Please note: the following review contains light spoilers on details, but does not spoil the plot. Read at your own risk!
If you’re a fan of epic, whimsical, character-driven tales that rarely follow traditional storytelling structure and feel oddly like historical fiction at times, then you probably know Neil Gaiman. He’s the guy responsible for introducing the mysterious Lord of Dreams into our lives; the most beloved character in the Sandman comic book series that ran from 1989-1996. But if you’re not yet familiar with Gaiman’s work, then the new Deluxe Edition of Sandman: Overture—the prequel to Sandman, out November 10, 2015—might even be a bigger treat for you than the usual suspects. (Though it is sure to delight them, too.) If anything, it’s sort of like something you’d stumble upon in, say, your most provocative dreams.
The book kicks off with multiple plot strands, bringing many familiar faces into the fold. The standout of which involves Dream in 1915 London, where he has summoned The Corinthian—a nightmare he created—to give him some rather upsetting news. The scene plays out like a Noir film, a contrast to the Harry Potter-esque flight over the city that Dream later takes to land back in his Kingdom (stomping ground of the visually delightful Merv Pumpkinhead). But, as with most books in the Sandman series, Gaiman’s lush world is only made all-the-more incredible thanks to its visuals. Later on, as we venture into the troubled past of Mad Hettie, J.H. Williams III artwork—along with Dave Stewart’s colors and Todd Klein’s lettering—take center stage. With their tapestry-like panels that sometimes resemble possessed Salvador Dalí artwork, there is a mounting, ticking time bomb feeling of unease. A beautiful playground for Gaiman’s nursery rhyme-like dialogue at its most startling and remarkable. “Time goes in so many ways… it runs. Sometimes it even flies. But as for telling the time… sometimes what time tells us is for it alone to know.”
It’s rare, the comic book that effortlessly weaves in drama with such an adventurous, childlike quality. Characters like the goddess-esque blue girl, the giant Dream of Cats who accompanies Dream on his surreal journey across time and space to investigate the mad star, do so magnificently. Same goes for the set-piece where Dream encounters multiple versions of himself, akin to a Where’s Waldo? children’s book. Throughout the book, the darkness and mystique of Dream’s character is honored, even in surprising moments of comic relief.
A personal highlight came in the second half of the book, where we find out a game-changing character revelation for Dream and the rest of The Endless, (his siblings who embody powerful forces of the universe—Death, Destiny, Destruction, Delirium, Desire). No spoilers, but the revelation serves to expand and enrich the world, as well as humanize our enigmatic protagonist.
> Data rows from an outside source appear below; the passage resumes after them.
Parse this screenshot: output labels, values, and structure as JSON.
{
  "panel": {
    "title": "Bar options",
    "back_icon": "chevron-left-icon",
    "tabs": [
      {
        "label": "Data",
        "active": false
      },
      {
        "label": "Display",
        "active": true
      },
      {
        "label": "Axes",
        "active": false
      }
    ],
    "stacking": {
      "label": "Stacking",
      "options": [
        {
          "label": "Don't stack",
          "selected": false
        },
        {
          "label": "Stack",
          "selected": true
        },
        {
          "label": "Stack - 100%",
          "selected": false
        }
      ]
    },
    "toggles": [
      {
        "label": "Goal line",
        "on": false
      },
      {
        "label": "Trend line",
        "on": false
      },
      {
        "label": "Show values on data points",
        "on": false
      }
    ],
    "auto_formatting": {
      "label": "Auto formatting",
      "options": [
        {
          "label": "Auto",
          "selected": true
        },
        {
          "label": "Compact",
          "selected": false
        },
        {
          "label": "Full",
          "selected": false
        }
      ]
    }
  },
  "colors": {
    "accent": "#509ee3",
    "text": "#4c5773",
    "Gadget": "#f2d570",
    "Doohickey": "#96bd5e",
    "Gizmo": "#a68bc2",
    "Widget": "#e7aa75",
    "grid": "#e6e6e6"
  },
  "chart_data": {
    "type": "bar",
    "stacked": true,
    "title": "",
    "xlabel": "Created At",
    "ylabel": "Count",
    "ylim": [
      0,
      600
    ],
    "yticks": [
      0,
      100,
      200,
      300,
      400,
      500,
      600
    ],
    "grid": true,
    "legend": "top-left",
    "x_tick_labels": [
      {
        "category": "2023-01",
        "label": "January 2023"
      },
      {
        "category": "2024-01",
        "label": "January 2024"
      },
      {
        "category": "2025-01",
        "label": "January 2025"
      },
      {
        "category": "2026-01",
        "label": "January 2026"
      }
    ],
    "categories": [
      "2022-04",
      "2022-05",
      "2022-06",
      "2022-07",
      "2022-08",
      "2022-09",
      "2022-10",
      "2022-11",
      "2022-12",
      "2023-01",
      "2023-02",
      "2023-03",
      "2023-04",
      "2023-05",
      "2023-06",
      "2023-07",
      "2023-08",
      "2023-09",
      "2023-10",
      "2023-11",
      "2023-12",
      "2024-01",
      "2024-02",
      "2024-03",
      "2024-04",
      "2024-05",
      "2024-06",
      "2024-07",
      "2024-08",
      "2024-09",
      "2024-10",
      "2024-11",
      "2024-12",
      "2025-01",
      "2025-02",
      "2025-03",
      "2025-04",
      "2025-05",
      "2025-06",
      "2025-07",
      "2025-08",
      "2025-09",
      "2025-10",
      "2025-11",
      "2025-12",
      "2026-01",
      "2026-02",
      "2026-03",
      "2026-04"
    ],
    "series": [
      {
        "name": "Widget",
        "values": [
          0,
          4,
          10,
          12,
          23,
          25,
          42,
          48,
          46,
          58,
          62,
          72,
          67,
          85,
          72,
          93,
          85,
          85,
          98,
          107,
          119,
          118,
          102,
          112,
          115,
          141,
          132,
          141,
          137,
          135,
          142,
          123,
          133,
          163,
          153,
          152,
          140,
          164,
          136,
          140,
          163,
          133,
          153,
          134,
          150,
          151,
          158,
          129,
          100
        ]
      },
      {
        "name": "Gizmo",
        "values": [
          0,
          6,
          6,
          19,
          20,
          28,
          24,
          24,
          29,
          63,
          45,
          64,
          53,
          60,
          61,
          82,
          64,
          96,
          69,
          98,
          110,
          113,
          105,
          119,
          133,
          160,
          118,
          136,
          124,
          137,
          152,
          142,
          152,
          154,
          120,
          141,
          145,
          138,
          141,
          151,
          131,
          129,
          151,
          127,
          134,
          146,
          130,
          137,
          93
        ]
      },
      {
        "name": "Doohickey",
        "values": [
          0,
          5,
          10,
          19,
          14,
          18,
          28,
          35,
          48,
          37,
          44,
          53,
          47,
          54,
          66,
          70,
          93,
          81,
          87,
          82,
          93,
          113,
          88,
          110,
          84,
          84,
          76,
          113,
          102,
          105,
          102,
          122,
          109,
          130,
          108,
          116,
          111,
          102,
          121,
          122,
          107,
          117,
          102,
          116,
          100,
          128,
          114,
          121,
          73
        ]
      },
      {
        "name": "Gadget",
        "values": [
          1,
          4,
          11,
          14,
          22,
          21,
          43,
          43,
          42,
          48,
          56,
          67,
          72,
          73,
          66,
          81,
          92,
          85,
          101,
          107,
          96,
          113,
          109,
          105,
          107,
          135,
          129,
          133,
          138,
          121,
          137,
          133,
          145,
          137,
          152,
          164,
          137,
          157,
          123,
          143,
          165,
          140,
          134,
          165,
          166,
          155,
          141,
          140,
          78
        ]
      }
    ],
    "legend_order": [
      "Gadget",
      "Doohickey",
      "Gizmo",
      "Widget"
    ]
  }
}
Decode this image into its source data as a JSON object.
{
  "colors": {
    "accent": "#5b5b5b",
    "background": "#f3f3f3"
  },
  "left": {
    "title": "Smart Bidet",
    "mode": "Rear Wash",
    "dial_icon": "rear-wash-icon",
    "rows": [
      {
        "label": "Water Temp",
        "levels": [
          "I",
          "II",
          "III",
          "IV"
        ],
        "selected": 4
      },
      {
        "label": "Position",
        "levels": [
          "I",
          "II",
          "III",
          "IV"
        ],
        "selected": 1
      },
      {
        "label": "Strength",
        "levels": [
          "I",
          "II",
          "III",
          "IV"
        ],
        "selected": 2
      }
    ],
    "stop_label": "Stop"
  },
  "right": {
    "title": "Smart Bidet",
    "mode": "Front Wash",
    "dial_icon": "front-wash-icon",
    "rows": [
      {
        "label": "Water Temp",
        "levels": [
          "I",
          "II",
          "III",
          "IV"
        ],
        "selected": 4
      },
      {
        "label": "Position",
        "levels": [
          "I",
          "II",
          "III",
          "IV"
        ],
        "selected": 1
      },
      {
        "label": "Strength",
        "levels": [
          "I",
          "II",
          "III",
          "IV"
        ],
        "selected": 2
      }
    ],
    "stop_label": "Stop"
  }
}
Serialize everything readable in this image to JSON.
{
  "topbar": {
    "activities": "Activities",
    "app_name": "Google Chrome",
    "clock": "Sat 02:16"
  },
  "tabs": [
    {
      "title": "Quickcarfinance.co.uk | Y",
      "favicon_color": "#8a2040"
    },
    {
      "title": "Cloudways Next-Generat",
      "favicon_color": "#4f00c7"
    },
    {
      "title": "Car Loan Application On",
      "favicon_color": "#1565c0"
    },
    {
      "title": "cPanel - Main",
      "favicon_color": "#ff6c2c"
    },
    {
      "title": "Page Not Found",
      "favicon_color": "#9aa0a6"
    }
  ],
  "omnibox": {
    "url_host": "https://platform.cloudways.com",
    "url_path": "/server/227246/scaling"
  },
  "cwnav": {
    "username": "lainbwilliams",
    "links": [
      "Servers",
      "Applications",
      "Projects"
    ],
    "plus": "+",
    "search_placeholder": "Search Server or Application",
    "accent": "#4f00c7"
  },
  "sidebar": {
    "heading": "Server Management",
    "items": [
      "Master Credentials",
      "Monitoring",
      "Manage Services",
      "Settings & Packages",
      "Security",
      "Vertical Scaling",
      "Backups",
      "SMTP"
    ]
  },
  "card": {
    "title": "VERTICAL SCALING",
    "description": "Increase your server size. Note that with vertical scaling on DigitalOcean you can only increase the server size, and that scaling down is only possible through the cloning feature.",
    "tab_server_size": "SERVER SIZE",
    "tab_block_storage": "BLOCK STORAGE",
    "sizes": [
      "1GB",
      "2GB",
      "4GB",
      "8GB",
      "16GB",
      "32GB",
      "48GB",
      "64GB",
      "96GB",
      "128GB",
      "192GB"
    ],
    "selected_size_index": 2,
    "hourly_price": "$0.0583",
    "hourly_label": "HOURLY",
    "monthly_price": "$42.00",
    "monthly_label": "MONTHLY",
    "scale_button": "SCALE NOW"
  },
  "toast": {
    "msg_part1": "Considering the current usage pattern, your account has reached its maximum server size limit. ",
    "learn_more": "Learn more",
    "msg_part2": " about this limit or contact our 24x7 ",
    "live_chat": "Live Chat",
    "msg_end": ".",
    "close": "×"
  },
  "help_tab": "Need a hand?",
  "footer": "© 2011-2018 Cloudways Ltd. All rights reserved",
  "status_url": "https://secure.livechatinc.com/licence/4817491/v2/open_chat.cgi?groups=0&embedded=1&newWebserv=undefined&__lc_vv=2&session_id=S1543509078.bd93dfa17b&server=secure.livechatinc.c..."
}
As the book reaches its climax, the stakes are kept enormously high (because duh, Gaiman isn’t one for slacking off). Dream attempts to save a broken universe, the pace is kept consistent and rigorous. The Sandman mythology is called upon at one point near the end, which results in some of the most intricate and extravagant panels we’ve seen. If anything, Williams ultimately emerges as the star of this book.
Forgive me for being morbid, but I’d gladly swap a couple of toes to have any of his glorious pages framed in my bedroom.
No matter where you are in the comics reading spectrum, take your time reading Sandman:Overture. That’s how you’ll get the most out of this wild, topsy-turvy ride, both visually and emotionally. And if you’re a newbie to the series, then cancel all your plans. You’ve got a whole lot of spectacular reading to do after this.
The Sandman: Overture hits bookshelves on Tuesday, November 10, 2015. Don’t hesitate to reach out to me on Twitter (@trilbyberesford) with your thoughts on the book, or make a comment in the section below!
IMAGE: Vertigo Comics